Transitioning to life in the U.S.
Acclimating to a new country can be overwhelming for international postdocs. To ease this transition, institutions should provide assistance to incoming trainees. This can include housing suggestions and information on setting up bank accounts and utilities, getting a social security number, and transportation options. Clearly explaining the institution’s payment system before the postdoc’s arrival can ease his or her transition. Mentors also should help postdocs feel included by encouraging open communication and camaraderie within the lab.
Dealing with communication barriers
While international postdocs may be fluent in English, some find it difficult to communicate and often resort to corresponding in their native languages. The inability to communicate well causes a strain, potentially hindering the mentor’s capacity to train the postdoc. For the most beneficial postdoctoral experience, the postdoc should find ways of overcoming issues with communication. If oral communication is a problem, the postdoc can try communicating by writing or chalk talk. Taking advantage of accent reduction courses also can improve the trainee’s language skills. Another helpful hint for mentors is to organize meetings with postdocs during which they can voice their concerns. The meeting should be documented and followed up with an email to ensure that everyone is on the same page. Learning to communicate effectively will help postdocs become better overall scientists.
The case of a bad fit
PIs and their trainees invest time and effort to ensure that the postdoctoral training experience is productive. Unfortunately some relationships can turn volatile. Before things make a turn for the worse, the mentor and the postdoc need to make their expectations and dissatisfactions with the training experience clear. The interaction then needs to be handled with communication and consideration, because for an international postdoc, the situation presents a two-fold problem. The postdoc now needs to be concerned about searching for a position elsewhere and how this change may affect his or her visa status. Communicating early on will give both individuals time to plan and make necessary changes. Despite the issues that exist, handling the situation with tact will allow the transition to occur smoothly.
As research institutions become more culturally diverse, it is important that the scientific community also evolves to address the challenges that arise. Taking advantage of the resources from CHOP and the NPA will bring clarity to these issues and allow research environments to be cohesive and progressive.

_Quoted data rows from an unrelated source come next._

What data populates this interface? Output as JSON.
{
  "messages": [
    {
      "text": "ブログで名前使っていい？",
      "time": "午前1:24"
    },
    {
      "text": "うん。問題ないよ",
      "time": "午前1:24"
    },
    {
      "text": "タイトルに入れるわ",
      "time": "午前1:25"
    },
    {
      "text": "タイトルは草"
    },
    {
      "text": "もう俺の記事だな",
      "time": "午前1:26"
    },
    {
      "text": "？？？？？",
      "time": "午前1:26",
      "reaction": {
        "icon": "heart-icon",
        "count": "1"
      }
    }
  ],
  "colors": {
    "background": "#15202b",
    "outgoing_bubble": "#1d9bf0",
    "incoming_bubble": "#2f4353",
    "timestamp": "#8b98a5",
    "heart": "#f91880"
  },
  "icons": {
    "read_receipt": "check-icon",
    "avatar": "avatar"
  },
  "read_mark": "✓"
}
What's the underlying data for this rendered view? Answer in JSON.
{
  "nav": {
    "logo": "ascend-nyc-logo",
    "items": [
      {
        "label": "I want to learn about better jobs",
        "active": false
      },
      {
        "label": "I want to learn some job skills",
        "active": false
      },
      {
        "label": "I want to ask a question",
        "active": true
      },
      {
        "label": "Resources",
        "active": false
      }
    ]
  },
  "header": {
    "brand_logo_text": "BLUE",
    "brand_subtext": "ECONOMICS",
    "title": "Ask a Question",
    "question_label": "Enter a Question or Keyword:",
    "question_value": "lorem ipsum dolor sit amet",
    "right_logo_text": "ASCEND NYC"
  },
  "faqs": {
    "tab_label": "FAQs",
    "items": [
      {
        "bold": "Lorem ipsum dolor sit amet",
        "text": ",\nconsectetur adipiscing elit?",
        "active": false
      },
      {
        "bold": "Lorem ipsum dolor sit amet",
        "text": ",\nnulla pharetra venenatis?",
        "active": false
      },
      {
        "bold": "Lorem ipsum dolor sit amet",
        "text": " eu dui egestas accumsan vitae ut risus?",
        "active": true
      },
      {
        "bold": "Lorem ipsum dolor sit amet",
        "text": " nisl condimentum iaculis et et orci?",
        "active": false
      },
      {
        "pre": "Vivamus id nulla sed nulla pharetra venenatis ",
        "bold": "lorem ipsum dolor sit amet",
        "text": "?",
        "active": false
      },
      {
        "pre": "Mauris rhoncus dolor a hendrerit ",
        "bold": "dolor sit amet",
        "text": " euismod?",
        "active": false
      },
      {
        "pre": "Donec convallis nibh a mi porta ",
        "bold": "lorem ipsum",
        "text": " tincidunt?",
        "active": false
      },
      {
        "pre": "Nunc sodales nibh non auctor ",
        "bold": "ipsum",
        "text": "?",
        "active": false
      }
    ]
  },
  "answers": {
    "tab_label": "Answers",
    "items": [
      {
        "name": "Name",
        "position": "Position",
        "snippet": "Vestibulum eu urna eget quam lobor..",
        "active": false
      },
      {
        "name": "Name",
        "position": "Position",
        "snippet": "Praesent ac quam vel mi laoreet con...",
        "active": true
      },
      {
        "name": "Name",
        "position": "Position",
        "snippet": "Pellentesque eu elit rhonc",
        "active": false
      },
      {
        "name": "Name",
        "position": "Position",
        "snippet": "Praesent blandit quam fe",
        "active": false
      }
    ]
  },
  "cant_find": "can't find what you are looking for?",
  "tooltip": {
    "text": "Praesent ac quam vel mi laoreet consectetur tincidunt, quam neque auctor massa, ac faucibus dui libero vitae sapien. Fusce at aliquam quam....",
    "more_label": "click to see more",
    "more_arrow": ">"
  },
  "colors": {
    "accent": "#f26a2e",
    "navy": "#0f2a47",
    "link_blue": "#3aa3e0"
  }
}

Lola Olufemi (firstname.lastname@example.org) is a doctoral candidate/NSF BRIDGE fellow at the Southern Illinois University School of Medicine.